Figure 3 Designed specifically for the IoT, the Stereax solid-state battery is being offered as a solution to the problem of “perpetual sensing” by storing ambient energy better than any other storage technology on the market. So says Graeme Purdy, who will be presenting Ilika’s technology at the MEMS & Sensors Congress. (Image courtesy of Ilika.)
Assuming for a second that Ilika’s claims are accurate, and congress attendees will get the chance to pepper the company’s CEO, Graeme Purdy, at the event, then the Stereax battery may in fact be a really good solution to the question of how exactly do we power a trillion sensors in the field? Some of these sensors may be required long after the original systems that aggregate their data have long been upgraded – or even replaced. No one wants to have to go around replacing batteries every ten years.
That’s only one of the many questions being addressed and possibly answered at the MEMS & Sensors. Others include:
- What is the future of sensors and MEMS in the IoT? (AT&T)
- How are sensor technology, micro manufacturing, and open innovation making the first 3D-printed autonomous car a reality? (Local Motors)
- What is the role of sensors in human-computer synthesized networks? (MEMSIC)

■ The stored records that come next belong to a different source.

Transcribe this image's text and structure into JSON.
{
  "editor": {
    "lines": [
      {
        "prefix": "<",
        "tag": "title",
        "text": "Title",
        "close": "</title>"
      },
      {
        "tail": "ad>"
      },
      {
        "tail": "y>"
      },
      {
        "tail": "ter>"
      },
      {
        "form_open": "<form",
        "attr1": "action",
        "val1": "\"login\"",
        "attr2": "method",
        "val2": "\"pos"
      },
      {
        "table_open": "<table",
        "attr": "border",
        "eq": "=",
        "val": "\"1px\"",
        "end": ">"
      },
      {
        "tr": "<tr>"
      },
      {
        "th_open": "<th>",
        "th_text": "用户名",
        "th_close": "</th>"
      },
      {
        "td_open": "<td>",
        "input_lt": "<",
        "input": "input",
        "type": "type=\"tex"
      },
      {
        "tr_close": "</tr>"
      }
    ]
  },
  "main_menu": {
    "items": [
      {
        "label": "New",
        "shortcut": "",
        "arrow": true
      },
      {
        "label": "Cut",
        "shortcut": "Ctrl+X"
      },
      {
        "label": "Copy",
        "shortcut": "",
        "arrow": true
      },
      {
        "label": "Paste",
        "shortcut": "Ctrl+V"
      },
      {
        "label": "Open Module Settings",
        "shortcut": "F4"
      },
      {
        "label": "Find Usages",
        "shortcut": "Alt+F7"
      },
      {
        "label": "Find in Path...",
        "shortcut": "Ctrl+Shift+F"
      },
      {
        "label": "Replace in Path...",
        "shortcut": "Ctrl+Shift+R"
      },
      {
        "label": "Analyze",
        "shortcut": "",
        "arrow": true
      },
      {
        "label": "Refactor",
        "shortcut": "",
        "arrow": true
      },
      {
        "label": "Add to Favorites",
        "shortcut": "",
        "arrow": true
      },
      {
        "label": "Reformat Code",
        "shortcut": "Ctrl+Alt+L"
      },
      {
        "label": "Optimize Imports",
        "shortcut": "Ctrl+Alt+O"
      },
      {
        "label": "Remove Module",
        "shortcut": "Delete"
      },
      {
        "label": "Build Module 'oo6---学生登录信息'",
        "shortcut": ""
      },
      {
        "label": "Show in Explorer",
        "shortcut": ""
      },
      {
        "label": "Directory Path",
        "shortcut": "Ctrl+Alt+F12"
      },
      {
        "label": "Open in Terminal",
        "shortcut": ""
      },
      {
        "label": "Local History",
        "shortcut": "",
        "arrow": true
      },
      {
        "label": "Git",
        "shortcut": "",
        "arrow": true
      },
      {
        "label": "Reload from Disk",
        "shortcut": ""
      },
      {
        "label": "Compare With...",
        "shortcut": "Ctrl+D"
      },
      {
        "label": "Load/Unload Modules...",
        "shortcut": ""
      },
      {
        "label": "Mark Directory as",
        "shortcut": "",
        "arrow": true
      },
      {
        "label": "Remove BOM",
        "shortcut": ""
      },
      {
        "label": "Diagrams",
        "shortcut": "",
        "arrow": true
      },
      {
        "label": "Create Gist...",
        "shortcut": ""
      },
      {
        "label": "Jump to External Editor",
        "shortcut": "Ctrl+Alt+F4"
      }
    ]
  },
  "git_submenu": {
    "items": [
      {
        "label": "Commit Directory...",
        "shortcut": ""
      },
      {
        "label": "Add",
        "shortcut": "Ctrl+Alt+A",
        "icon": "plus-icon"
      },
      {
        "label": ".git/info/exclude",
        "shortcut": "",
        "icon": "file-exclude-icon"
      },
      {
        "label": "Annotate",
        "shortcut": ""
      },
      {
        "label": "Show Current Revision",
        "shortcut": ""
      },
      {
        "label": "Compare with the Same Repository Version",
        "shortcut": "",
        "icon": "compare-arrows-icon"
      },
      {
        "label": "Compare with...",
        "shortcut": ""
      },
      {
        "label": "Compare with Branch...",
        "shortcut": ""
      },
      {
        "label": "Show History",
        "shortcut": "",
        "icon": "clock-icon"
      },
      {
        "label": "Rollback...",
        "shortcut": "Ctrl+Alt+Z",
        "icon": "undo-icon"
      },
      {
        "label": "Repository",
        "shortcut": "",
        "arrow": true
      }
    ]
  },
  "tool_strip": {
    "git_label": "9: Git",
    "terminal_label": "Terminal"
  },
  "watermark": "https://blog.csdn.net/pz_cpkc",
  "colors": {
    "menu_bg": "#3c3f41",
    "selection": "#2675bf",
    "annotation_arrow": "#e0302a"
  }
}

In the latter, MEMSIC Chairman, President & CEO Yang Zhao will explain how computer networks will echo all the functions and capabilities of human biological networks. Artificial intelligence, wearable computing, and cloud computing are just part of it: sensors link the two networks and Zhao will dig into how and what this means. Should be interesting!